Who Treats Pudendal Neuralgia?

Treatment of Pudendal Neuralgia is multi-disciplinary since different sections of the Pudendal nerve pathway can be irritated or impacted. Given its sensory, motor, and sympathetic (autonomic nervous system) involvement, there are different tasks to restore and in short, the treatment is more complex.

Unfortunately, by the time the standard medical and procedural protocols for Pudendal Neuralgia diagnosis are done, quite a bit of time has lapsed. The key is to always rule out Pudendal Neuralgia as soon as mild symptoms are observed and in my opinion, when patients present with:

  • Pelvic pain
  • Lower back pain
  • Sacro-iliac pain and
  • Decline in posture

The last three posted may or may not come with pelvic pain which then brings the differential diagnosis of Pudendal Neuralgia closer to the surface.

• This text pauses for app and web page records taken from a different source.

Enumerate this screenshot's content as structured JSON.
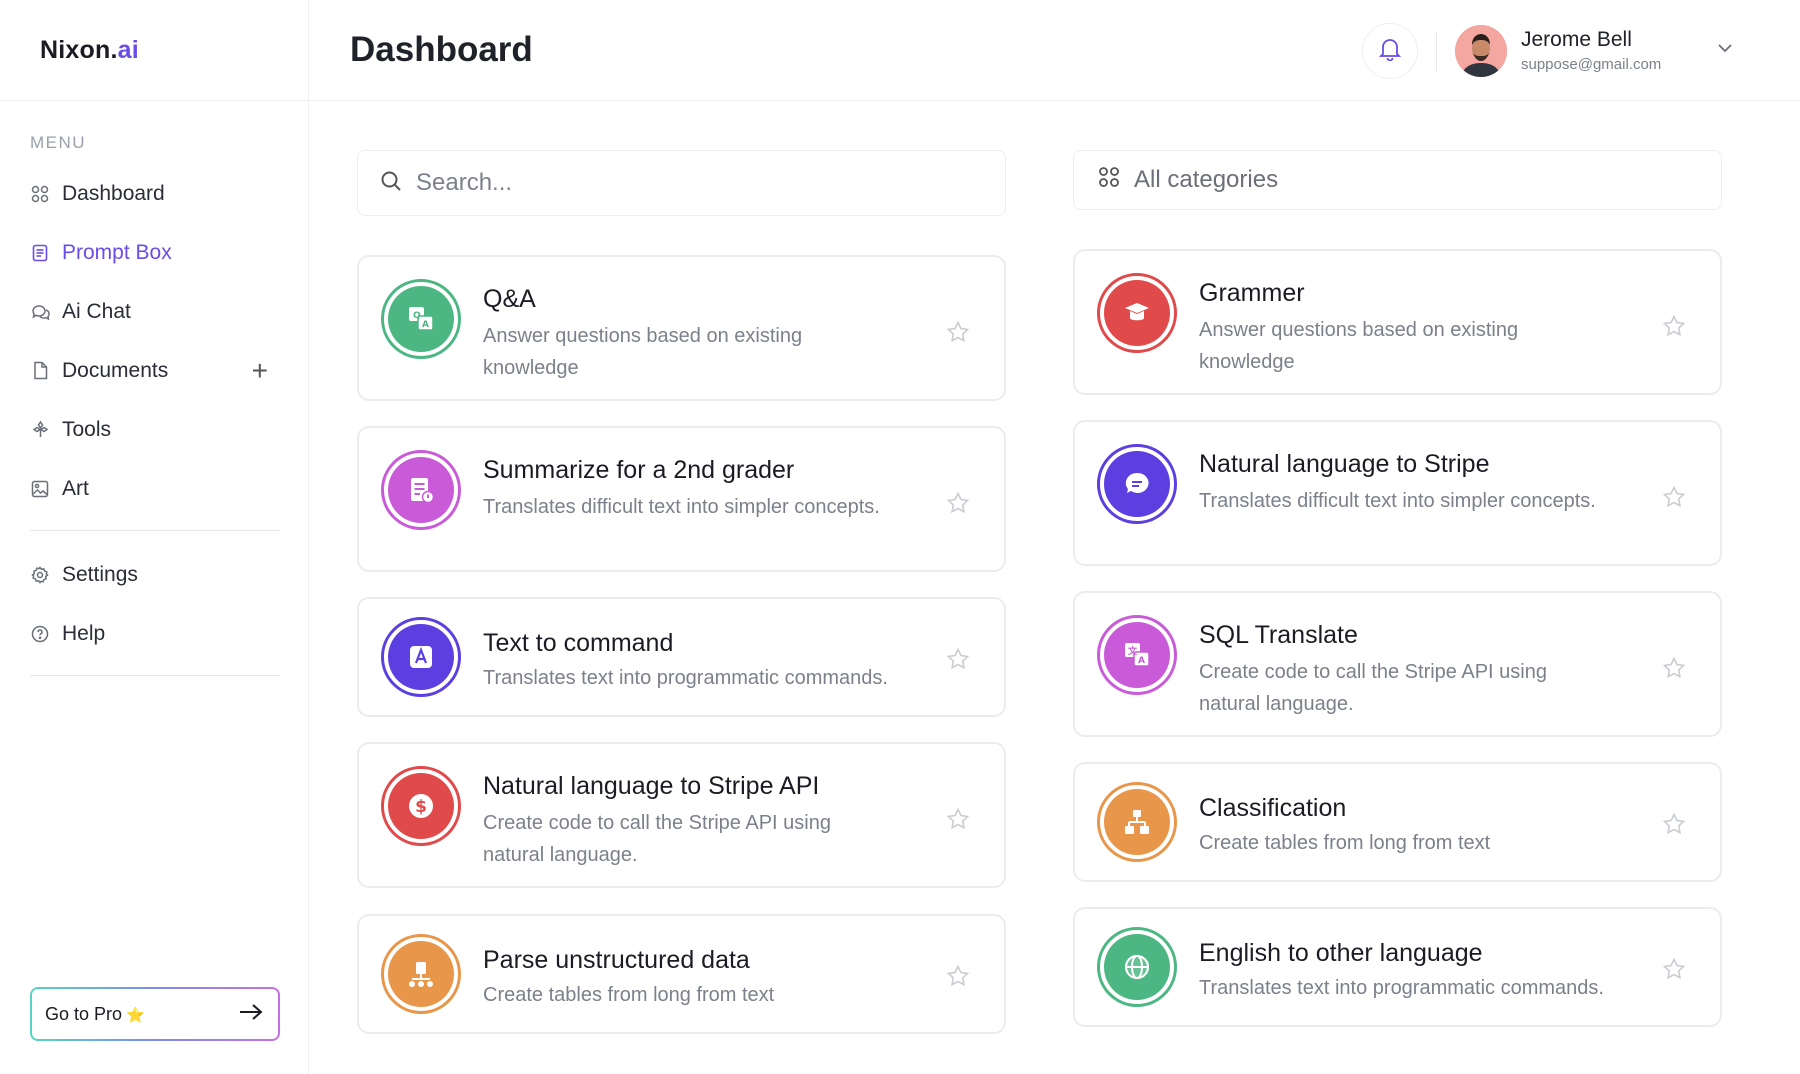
{
  "brand": {
    "name": "Nixon.",
    "accent": "ai"
  },
  "sidebar": {
    "menu_label": "MENU",
    "items": [
      {
        "label": "Dashboard",
        "icon": "grid-icon"
      },
      {
        "label": "Prompt Box",
        "icon": "document-list-icon",
        "active": true
      },
      {
        "label": "Ai Chat",
        "icon": "chat-icon"
      },
      {
        "label": "Documents",
        "icon": "file-icon"
      },
      {
        "label": "Tools",
        "icon": "tools-icon"
      },
      {
        "label": "Art",
        "icon": "image-icon"
      }
    ],
    "bottom_items": [
      {
        "label": "Settings",
        "icon": "gear-icon"
      },
      {
        "label": "Help",
        "icon": "help-icon"
      }
    ],
    "go_pro": "Go to Pro",
    "go_pro_star": "⭐"
  },
  "header": {
    "title": "Dashboard",
    "user": {
      "name": "Jerome Bell",
      "email": "suppose@gmail.com"
    }
  },
  "search": {
    "placeholder": "Search..."
  },
  "categories": {
    "label": "All categories"
  },
  "cards": [
    {
      "title": "Q&A",
      "desc": "Answer questions based on existing knowledge",
      "color": "#4cb782",
      "icon": "translate-icon"
    },
    {
      "title": "Summarize for a 2nd grader",
      "desc": "Translates difficult text into simpler concepts.",
      "color": "#c95bd8",
      "icon": "summary-icon"
    },
    {
      "title": "Text to command",
      "desc": "Translates text into programmatic commands.",
      "color": "#5b3fe0",
      "icon": "letter-a-icon"
    },
    {
      "title": "Natural language to Stripe API",
      "desc": "Create code to call the Stripe API using natural language.",
      "color": "#e04a4a",
      "icon": "dollar-icon"
    },
    {
      "title": "Parse unstructured data",
      "desc": "Create tables from long from text",
      "color": "#e8964a",
      "icon": "hierarchy-icon"
    },
    {
      "title": "Grammer",
      "desc": "Answer questions based on existing knowledge",
      "color": "#e04a4a",
      "icon": "graduation-icon"
    },
    {
      "title": "Natural language to Stripe",
      "desc": "Translates difficult text into simpler concepts.",
      "color": "#5b3fe0",
      "icon": "message-icon"
    },
    {
      "title": "SQL Translate",
      "desc": "Create code to call the Stripe API using natural language.",
      "color": "#c95bd8",
      "icon": "translate-icon"
    },
    {
      "title": "Classification",
      "desc": "Create tables from long from text",
      "color": "#e8964a",
      "icon": "org-chart-icon"
    },
    {
      "title": "English to other language",
      "desc": "Translates text into programmatic commands.",
      "color": "#4cb782",
      "icon": "globe-icon"
    }
  ]
}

It is important for general practitioners, chiropractors, and physical therapists who may encounter patients with the beginning of pudendal nerve irritation from symptoms such as back pain, sacroiliac pain, and at times mild pain in the pelvis to rule out pudendal neuralgia. It is much easier to address the issue with stabilization of the pelvis, hips, and lower back and improve posture so the nerve is not compromised.

In case of surgeries or trauma in the pelvis, and chronic muscle guarding of the pelvis, internal pelvic floor treatment should be a part of recovery to assure scar tissue formation does not impact this nerve negatively. Postural stabilization should be the next step in preventing this complex nerve from being impacted regardless of the cause of Pudendal Neuralgia.

What is the Best Postural Stabilization Exercise?

There are many claims of the ‘best’ postural stabilization exercises when it comes to the rehabilitation world; however, what makes sense is to go with the ONE exercise type that applies to all human beings! I am talking about Developmental Kinesiology which is what all babies on this planet use to go from helpless infants to running toddlers.

At our clinic, we use Dynamic Neuromuscular Stabilization or DNS to bring back all types of musculoskeletal insufficiencies that may or may not lead to nerve issues.

It is important to keep in mind that not all pelvic floor therapists focus on postural correction and most that claim they do, barely spend quality time to assure the stabilization of the trunk or torso as well as the hips. It is important to have internal manual work done but you can’t expect the ‘floor’ to be stabilized if the ‘house’ (pelvis) is shaky and unstable.

If you suspect having Pudendal Neuralgia, are told you have it, or wish to rule out Pudendal Neuralgia, contact me.

Dr. Shakib